§ What you are asked to do: Word for word, reproduce the records that follow.

-=-=-=-=-

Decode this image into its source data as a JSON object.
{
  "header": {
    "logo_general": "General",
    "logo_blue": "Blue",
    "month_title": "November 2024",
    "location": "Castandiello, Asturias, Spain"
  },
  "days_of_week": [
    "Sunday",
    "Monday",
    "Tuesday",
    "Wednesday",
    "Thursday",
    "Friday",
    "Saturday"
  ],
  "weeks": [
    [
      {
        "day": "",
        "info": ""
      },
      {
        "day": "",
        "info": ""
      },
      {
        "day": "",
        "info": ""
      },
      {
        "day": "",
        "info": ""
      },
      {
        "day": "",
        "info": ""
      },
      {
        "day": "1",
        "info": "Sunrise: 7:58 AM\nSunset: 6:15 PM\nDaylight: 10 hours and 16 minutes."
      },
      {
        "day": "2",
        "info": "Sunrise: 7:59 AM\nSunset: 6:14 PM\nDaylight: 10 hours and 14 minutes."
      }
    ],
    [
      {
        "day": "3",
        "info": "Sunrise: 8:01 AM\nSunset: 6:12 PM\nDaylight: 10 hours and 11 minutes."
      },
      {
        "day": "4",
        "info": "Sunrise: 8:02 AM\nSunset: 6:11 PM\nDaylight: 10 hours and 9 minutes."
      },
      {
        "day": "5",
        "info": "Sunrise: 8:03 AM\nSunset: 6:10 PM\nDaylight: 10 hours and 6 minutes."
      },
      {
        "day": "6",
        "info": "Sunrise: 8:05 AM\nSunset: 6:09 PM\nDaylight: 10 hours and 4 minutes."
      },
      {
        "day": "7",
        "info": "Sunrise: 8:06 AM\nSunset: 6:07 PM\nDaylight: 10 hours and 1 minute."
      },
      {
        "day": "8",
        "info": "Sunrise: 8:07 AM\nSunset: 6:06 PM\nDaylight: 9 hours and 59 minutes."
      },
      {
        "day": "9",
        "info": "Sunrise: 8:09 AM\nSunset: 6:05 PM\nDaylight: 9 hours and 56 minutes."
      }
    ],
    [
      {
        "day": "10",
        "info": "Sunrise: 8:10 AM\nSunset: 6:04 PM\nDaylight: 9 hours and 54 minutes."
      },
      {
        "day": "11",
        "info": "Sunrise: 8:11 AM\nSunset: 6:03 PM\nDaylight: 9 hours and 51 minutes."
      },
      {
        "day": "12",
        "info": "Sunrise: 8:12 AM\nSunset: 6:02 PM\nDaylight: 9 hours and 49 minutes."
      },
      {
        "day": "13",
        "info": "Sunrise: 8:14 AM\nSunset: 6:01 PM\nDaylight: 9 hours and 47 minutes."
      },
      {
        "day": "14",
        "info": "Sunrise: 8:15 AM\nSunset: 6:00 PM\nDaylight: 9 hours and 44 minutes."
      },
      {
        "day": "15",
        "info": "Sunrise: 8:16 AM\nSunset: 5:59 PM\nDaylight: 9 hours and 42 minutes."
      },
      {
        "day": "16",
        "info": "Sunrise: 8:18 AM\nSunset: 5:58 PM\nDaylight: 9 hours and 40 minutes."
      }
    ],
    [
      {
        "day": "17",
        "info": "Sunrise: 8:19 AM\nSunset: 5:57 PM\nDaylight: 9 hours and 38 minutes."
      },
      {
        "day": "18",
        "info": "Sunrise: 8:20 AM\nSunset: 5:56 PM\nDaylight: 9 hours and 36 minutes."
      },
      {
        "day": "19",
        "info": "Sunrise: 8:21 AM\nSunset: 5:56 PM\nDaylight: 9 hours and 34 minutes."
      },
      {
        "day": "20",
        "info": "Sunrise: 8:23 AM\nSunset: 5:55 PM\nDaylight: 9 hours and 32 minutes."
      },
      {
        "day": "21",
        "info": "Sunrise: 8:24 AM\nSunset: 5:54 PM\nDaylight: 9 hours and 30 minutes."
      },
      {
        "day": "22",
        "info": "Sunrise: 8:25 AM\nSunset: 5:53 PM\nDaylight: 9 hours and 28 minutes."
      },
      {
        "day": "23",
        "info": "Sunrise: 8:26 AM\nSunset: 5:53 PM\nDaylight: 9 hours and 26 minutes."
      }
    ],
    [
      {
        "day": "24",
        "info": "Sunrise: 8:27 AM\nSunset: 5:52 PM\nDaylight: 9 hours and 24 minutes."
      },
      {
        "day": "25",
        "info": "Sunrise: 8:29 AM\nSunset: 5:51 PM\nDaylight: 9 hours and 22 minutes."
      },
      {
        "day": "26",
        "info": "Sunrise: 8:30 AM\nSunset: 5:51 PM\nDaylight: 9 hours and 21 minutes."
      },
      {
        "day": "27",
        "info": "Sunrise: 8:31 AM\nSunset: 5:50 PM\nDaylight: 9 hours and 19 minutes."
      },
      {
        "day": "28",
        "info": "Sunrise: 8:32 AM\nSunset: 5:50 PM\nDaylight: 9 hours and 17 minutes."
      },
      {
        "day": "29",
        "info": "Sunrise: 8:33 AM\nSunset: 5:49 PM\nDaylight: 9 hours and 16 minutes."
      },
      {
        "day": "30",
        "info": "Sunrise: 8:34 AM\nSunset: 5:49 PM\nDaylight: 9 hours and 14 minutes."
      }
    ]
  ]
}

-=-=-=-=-

§ Answer to the exercise:
Decode this image into its source data as a JSON object.
{
  "header": {
    "logo_general": "General",
    "logo_blue": "Blue",
    "month_title": "November 2024",
    "location": "Castandiello, Asturias, Spain"
  },
  "days_of_week": [
    "Sunday",
    "Monday",
    "Tuesday",
    "Wednesday",
    "Thursday",
    "Friday",
    "Saturday"
  ],
  "weeks": [
    [
      {
        "day": "",
        "info": ""
      },
      {
        "day": "",
        "info": ""
      },
      {
        "day": "",
        "info": ""
      },
      {
        "day": "",
        "info": ""
      },
      {
        "day": "",
        "info": ""
      },
      {
        "day": "1",
        "info": "Sunrise: 7:58 AM\nSunset: 6:15 PM\nDaylight: 10 hours and 16 minutes."
      },
      {
        "day": "2",
        "info": "Sunrise: 7:59 AM\nSunset: 6:14 PM\nDaylight: 10 hours and 14 minutes."
      }
    ],
    [
      {
        "day": "3",
        "info": "Sunrise: 8:01 AM\nSunset: 6:12 PM\nDaylight: 10 hours and 11 minutes."
      },
      {
        "day": "4",
        "info": "Sunrise: 8:02 AM\nSunset: 6:11 PM\nDaylight: 10 hours and 9 minutes."
      },
      {
        "day": "5",
        "info": "Sunrise: 8:03 AM\nSunset: 6:10 PM\nDaylight: 10 hours and 6 minutes."
      },
      {
        "day": "6",
        "info": "Sunrise: 8:05 AM\nSunset: 6:09 PM\nDaylight: 10 hours and 4 minutes."
      },
      {
        "day": "7",
        "info": "Sunrise: 8:06 AM\nSunset: 6:07 PM\nDaylight: 10 hours and 1 minute."
      },
      {
        "day": "8",
        "info": "Sunrise: 8:07 AM\nSunset: 6:06 PM\nDaylight: 9 hours and 59 minutes."
      },
      {
        "day": "9",
        "info": "Sunrise: 8:09 AM\nSunset: 6:05 PM\nDaylight: 9 hours and 56 minutes."
      }
    ],
    [
      {
        "day": "10",
        "info": "Sunrise: 8:10 AM\nSunset: 6:04 PM\nDaylight: 9 hours and 54 minutes."
      },
      {
        "day": "11",
        "info": "Sunrise: 8:11 AM\nSunset: 6:03 PM\nDaylight: 9 hours and 51 minutes."
      },
      {
        "day": "12",
        "info": "Sunrise: 8:12 AM\nSunset: 6:02 PM\nDaylight: 9 hours and 49 minutes."
      },
      {
        "day": "13",
        "info": "Sunrise: 8:14 AM\nSunset: 6:01 PM\nDaylight: 9 hours and 47 minutes."
      },
      {
        "day": "14",
        "info": "Sunrise: 8:15 AM\nSunset: 6:00 PM\nDaylight: 9 hours and 44 minutes."
      },
      {
        "day": "15",
        "info": "Sunrise: 8:16 AM\nSunset: 5:59 PM\nDaylight: 9 hours and 42 minutes."
      },
      {
        "day": "16",
        "info": "Sunrise: 8:18 AM\nSunset: 5:58 PM\nDaylight: 9 hours and 40 minutes."
      }
    ],
    [
      {
        "day": "17",
        "info": "Sunrise: 8:19 AM\nSunset: 5:57 PM\nDaylight: 9 hours and 38 minutes."
      },
      {
        "day": "18",
        "info": "Sunrise: 8:20 AM\nSunset: 5:56 PM\nDaylight: 9 hours and 36 minutes."
      },
      {
        "day": "19",
        "info": "Sunrise: 8:21 AM\nSunset: 5:56 PM\nDaylight: 9 hours and 34 minutes."
      },
      {
        "day": "20",
        "info": "Sunrise: 8:23 AM\nSunset: 5:55 PM\nDaylight: 9 hours and 32 minutes."
      },
      {
        "day": "21",
        "info": "Sunrise: 8:24 AM\nSunset: 5:54 PM\nDaylight: 9 hours and 30 minutes."
      },
      {
        "day": "22",
        "info": "Sunrise: 8:25 AM\nSunset: 5:53 PM\nDaylight: 9 hours and 28 minutes."
      },
      {
        "day": "23",
        "info": "Sunrise: 8:26 AM\nSunset: 5:53 PM\nDaylight: 9 hours and 26 minutes."
      }
    ],
    [
      {
        "day": "24",
        "info": "Sunrise: 8:27 AM\nSunset: 5:52 PM\nDaylight: 9 hours and 24 minutes."
      },
      {
        "day": "25",
        "info": "Sunrise: 8:29 AM\nSunset: 5:51 PM\nDaylight: 9 hours and 22 minutes."
      },
      {
        "day": "26",
        "info": "Sunrise: 8:30 AM\nSunset: 5:51 PM\nDaylight: 9 hours and 21 minutes."
      },
      {
        "day": "27",
        "info": "Sunrise: 8:31 AM\nSunset: 5:50 PM\nDaylight: 9 hours and 19 minutes."
      },
      {
        "day": "28",
        "info": "Sunrise: 8:32 AM\nSunset: 5:50 PM\nDaylight: 9 hours and 17 minutes."
      },
      {
        "day": "29",
        "info": "Sunrise: 8:33 AM\nSunset: 5:49 PM\nDaylight: 9 hours and 16 minutes."
      },
      {
        "day": "30",
        "info": "Sunrise: 8:34 AM\nSunset: 5:49 PM\nDaylight: 9 hours and 14 minutes."
      }
    ]
  ]
}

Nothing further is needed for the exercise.